Hyperloop, the vacuum-sealed pod transit system designed by Elon Musk, may be about to take a step closer to reality thanks to a new competition.
On Thursday, the Tesla and SpaceX CEO explained his plan for a fifth hyperloop design competition. These events, held at the SpaceX campus in Hawthorne, California, pit teams against each other to design the best pod for the transit system. The first four events were held using a 0.8-mile-long, 72-inches-wide straight test tube with no curves.
Musk wrote on Twitter that the fifth competition will tweak this setup to better reflect real-world conditions, while also providing a longer track. Hyperloop teams have previously said that longer tracks are crucial to reaching the potential top speeds:
"We need to finish building a much longer vacuum tunnel for speed tests & probably have an additional competition for tunneling itself. […] Aiming for 10km [6.2 miles] with lots of turns to better approximate a real-world tunnel."
Musk first announced plans for a 10-kilometer track "with a curve" in July 2017. This week's announcement suggests this plan has increased in complexity, and it's part of a more focused effort to simulate real-world conditions. Musk's post also suggests plans to further involve The Boring Company tunnel-digging venture, which previously supplied the bricks for Musk's podium at the July 2018 competition.
It could be a big step forward for the pod transit system, first outlined in a 2013 white paper. The paper details a system where pods could move up to 760 mph, thanks to reduced air resistance. That could mean the 380-mile trip between Los Angeles and San Francisco taking around 35 minutes. Such a track could cost $6 billion for two one-way tubes, 40 capsules with 28 people each, and a ticket price of $20.
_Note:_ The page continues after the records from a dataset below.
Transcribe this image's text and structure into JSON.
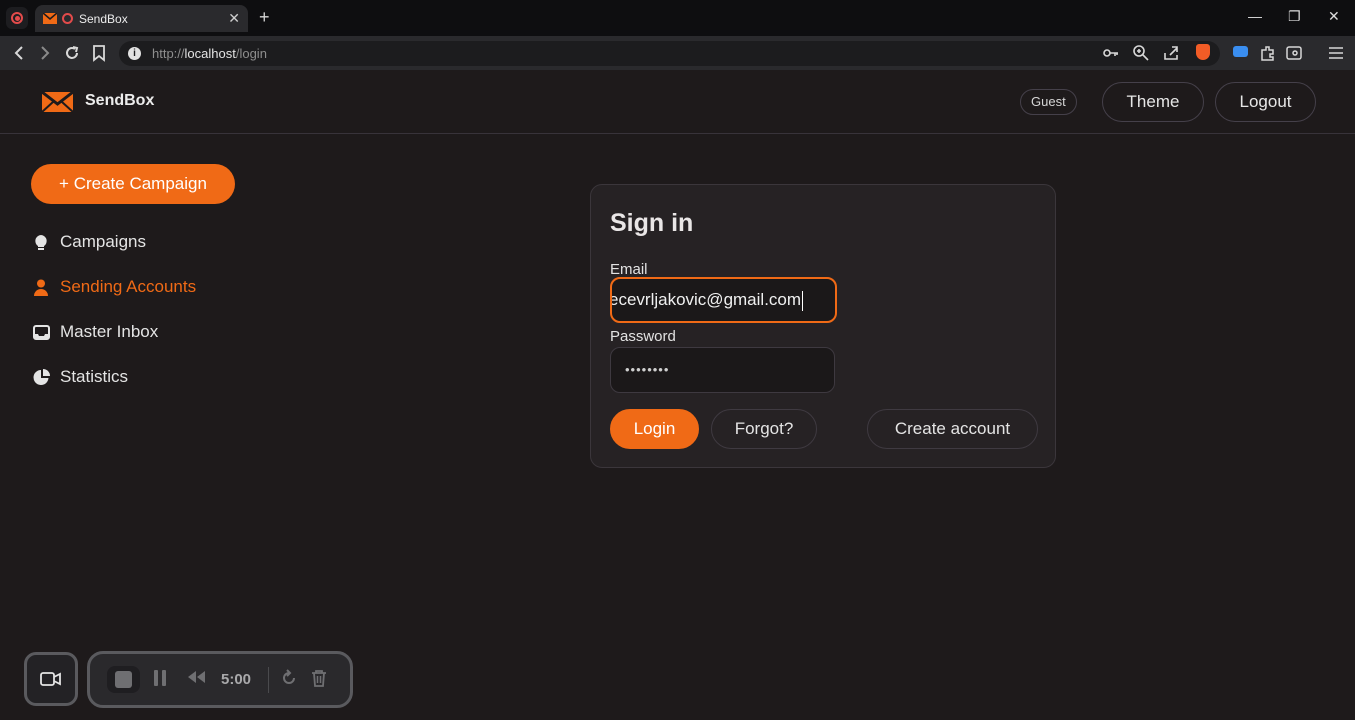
{
  "browser": {
    "tab_title": "SendBox",
    "tab_close": "✕",
    "new_tab": "+",
    "url_prefix": "http://",
    "url_host": "localhost",
    "url_path": "/login",
    "window_controls": [
      "—",
      "❐",
      "✕"
    ]
  },
  "header": {
    "brand": "SendBox",
    "user_badge": "Guest",
    "theme_label": "Theme",
    "logout_label": "Logout"
  },
  "sidebar": {
    "create_label": "+ Create Campaign",
    "items": [
      {
        "label": "Campaigns",
        "icon": "lightbulb-icon",
        "active": false
      },
      {
        "label": "Sending Accounts",
        "icon": "user-icon",
        "active": true
      },
      {
        "label": "Master Inbox",
        "icon": "inbox-icon",
        "active": false
      },
      {
        "label": "Statistics",
        "icon": "pie-chart-icon",
        "active": false
      }
    ]
  },
  "signin": {
    "title": "Sign in",
    "email_label": "Email",
    "email_value": "ecevrljakovic@gmail.com",
    "password_label": "Password",
    "password_value": "••••••••",
    "login_label": "Login",
    "forgot_label": "Forgot?",
    "create_account_label": "Create account"
  },
  "recorder": {
    "time": "5:00"
  },
  "colors": {
    "accent": "#f06a16",
    "background": "#1e1a1b",
    "card": "#262224"
  }
}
Musk also suggested in the paper that it could offer zero-emissions transport: “By placing solar panels on top of the tube, the Hyperloop can generate far in excess of the energy needed to operate.”
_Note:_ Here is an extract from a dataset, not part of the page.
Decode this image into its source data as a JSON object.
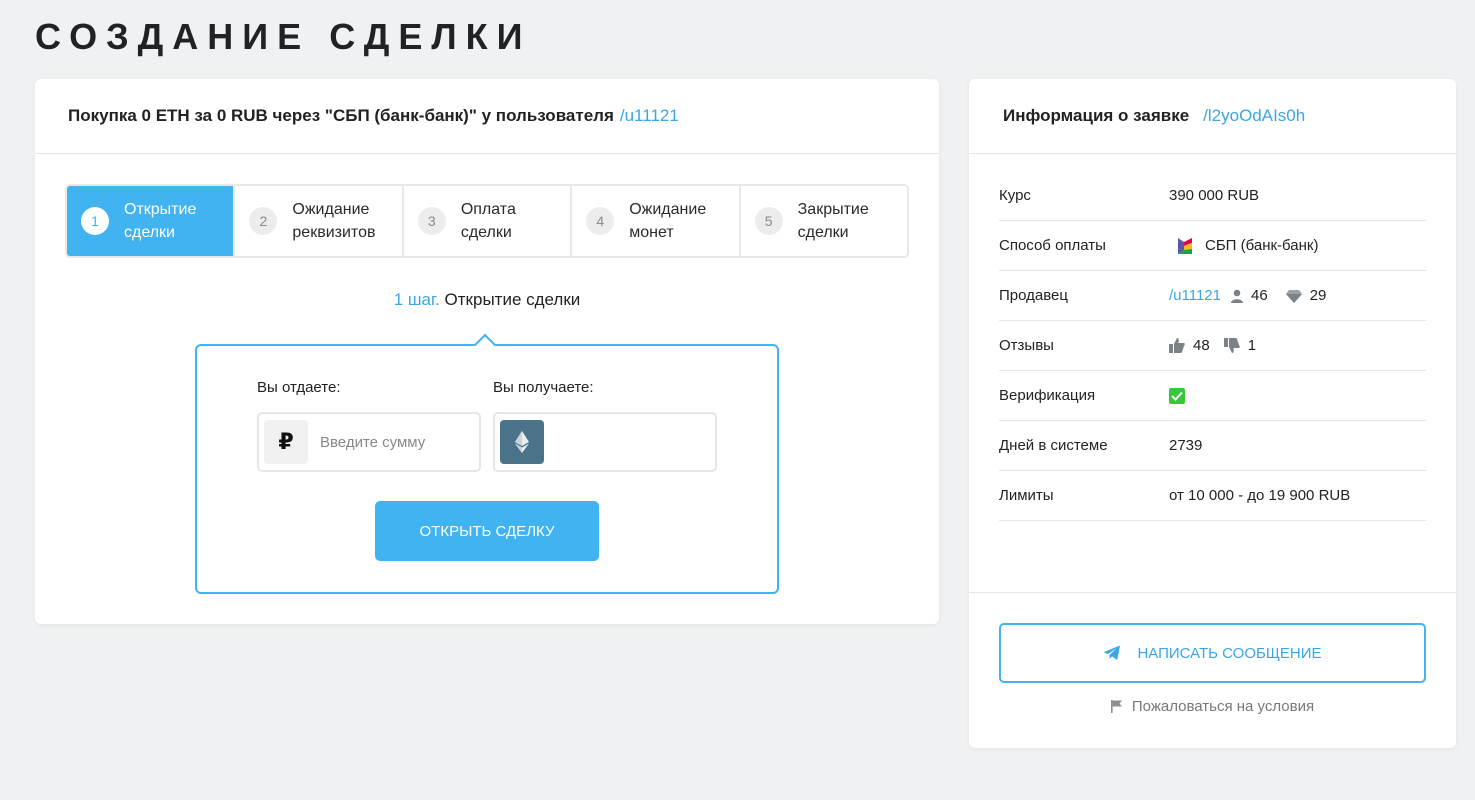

SpaceX held its first hyperloop pod design competition back in 2017, and each one has gradually set faster travel speeds:
- The first competition, in January 2017, gave the top prize to Netherlands-based Delft Hyperloop. This competition was judged on a number of criteria, so Munich-based TUM’s predecessor WARR Hyperloop reached the fastest speeds at over 56 mph.
- The second, in August 2017, was where WARR again scored the fastest speed at 201 mph.
- The third, in July 2018, was where WARR got its third fastest speed accolade at 284 mph.
- In the fourth and most recent competition in July 2019, WARR successor TUM Hyperloop grabbed the team's fourth fastest speed accolade at 288 mph.
A longer track with curves could help teams reach the hypothetical top speeds. Delft Hyperloop told Inverse in 2018 that a team could reach the top speeds with a track measuring 44 miles. TUM Hyperloop told Inverse in 2019 that it could be done with just nine miles of track.
The big question is around acceleration rates, and providing a comfortable trip for passengers. TUM reasoned at the time that buses and trains accelerate at 0.3g, where one small g is the acceleration rate of a falling object due to gravity. One small g is 9.8 meters per second squared. TUM Hyperloop's previous pod, by comparison, accelerates at 2g. A longer track would mean a more gradual acceleration and the chance to reach the higher speeds.
With the coronavirus pandemic, it seems SpaceX is unlikely to host a competition in the near future. In lieu of this, Delft Hyperloop has been running its own tests in June on a short and long test track. The longer track measures 0.4 kilometers, or a quarter of a mile. Not quite the same length as Musk's proposed track, but perhaps better than nothing.
The Inverse analysis – The hyperloop could take decades to become a publicly-available track that accepts passengers. But SpaceX's competitions have demonstrated that, even if it seems a long shot, there is a dedicated community of engineers passionate about bringing the idea to life. The fifth competition, whenever it occurs, could help those teams reach higher speeds than ever.